Earlier this year, Gov. Andrew Cuomo proposed a plan to offer college tuition-free at New York’s public colleges and universities. This is a pioneering proposal that will bring much-needed tuition support for working- and middle-class families across New York, and I’m glad to support state attention on more affordable options for college.

For families with a household income under $125,000, the Governor’s Excelsior Scholarship program would provide “last-dollar” assistance for tuition at public universities like SUNY Fredonia. Once existing state, federal, and campus aid is applied toward tuition, Excelsior Scholarship funds would be used to close the gap so that the cost of tuition — currently $6,470 per year — would be covered.

Although students and families still would have to cover the costs of fees, books, and supplies — and residential students would have additional costs of room and board — this program would ease the financial burden of college for approximately 940,000 eligible families across the state. In Western New York, 85 percent of families would qualify for tuition-free public college.

As president of SUNY Fredonia, I know that this plan would help many students and families struggling to pay for their education. It may also open the door to many students in Northern Chautauqua County who could commute to campus and have a larger amount of the cost of attendance covered.

Some critics worry about the cost of the proposal, and there are still many details to be worked out. But I see this as one of many steps New York state can make to encourage college-going and to provide assistance for middle-class families who may not qualify for full financial assistance but still struggle to fund college.

I am hoping that the state will also increase base funding (so that tuition can be kept low), provide maintenance of effort for salaries negotiated at the state level, support requests for more competitive out-of-state tuition, and support capital funding to maintain and modernize facilities.

At Fredonia, we are committed to keeping our costs as low; with extra state support for individuals, attaining a degree would become more possible and encourage greater college going in our region.

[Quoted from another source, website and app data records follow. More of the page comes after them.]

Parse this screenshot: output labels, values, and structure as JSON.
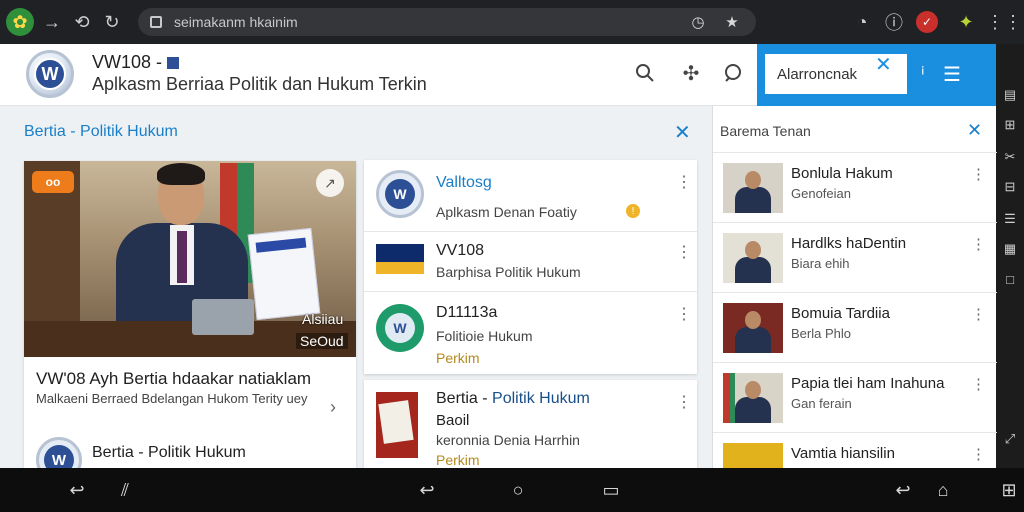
{
  "browser": {
    "url": "seimakanm hkainim",
    "icons": [
      "app-icon",
      "forward-icon",
      "reload-icon",
      "refresh-icon",
      "lock-icon",
      "download-icon",
      "star-icon",
      "clock-icon",
      "info-icon",
      "extension-icon",
      "puzzle-icon",
      "grid-icon"
    ]
  },
  "header": {
    "title": "VW108 -",
    "subtitle": "Aplkasm Berriaa Politik dan Hukum Terkin",
    "logo_text": "W",
    "search": {
      "value": "Alarroncnak"
    }
  },
  "main": {
    "section_title": "Bertia - Politik Hukum",
    "feature": {
      "badge": "oo",
      "img_tag1": "Alsiiau",
      "img_tag2": "SeOud",
      "title": "VW'08 Ayh Bertia hdaakar natiaklam",
      "description": "Malkaeni Berraed Bdelangan Hukom Terity uey",
      "brand_logo_text": "W",
      "brand": "Bertia - Politik Hukum"
    },
    "list": [
      {
        "title": "Valltosg",
        "subtitle": "Aplkasm Denan Foatiy",
        "title_color": "#1a7fc8"
      },
      {
        "title": "VV108",
        "subtitle": "Barphisa Politik Hukum",
        "title_color": "#222222"
      },
      {
        "title": "D11113a",
        "subtitle": "Folitioie Hukum",
        "extra": "Perkim",
        "title_color": "#222222"
      }
    ],
    "card2": {
      "title_a": "Bertia - ",
      "title_b": "Politik Hukum",
      "line2": "Baoil",
      "line3": "keronnia Denia Harrhin",
      "line4": "Perkim"
    }
  },
  "news_pane": {
    "title": "Barema Tenan",
    "items": [
      {
        "title": "Bonlula Hakum",
        "subtitle": "Genofeian"
      },
      {
        "title": "Hardlks haDentin",
        "subtitle": "Biara ehih"
      },
      {
        "title": "Bomuia Tardiia",
        "subtitle": "Berla Phlo"
      },
      {
        "title": "Papia tlei ham Inahuna",
        "subtitle": "Gan ferain"
      },
      {
        "title": "Vamtia hiansilin",
        "subtitle": ""
      }
    ]
  },
  "colors": {
    "accent": "#1a7fc8",
    "search_panel": "#1a8fe0",
    "badge": "#ee7c1b"
  }
}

Virginia Horvath is president of the State University of New York at Fredonia.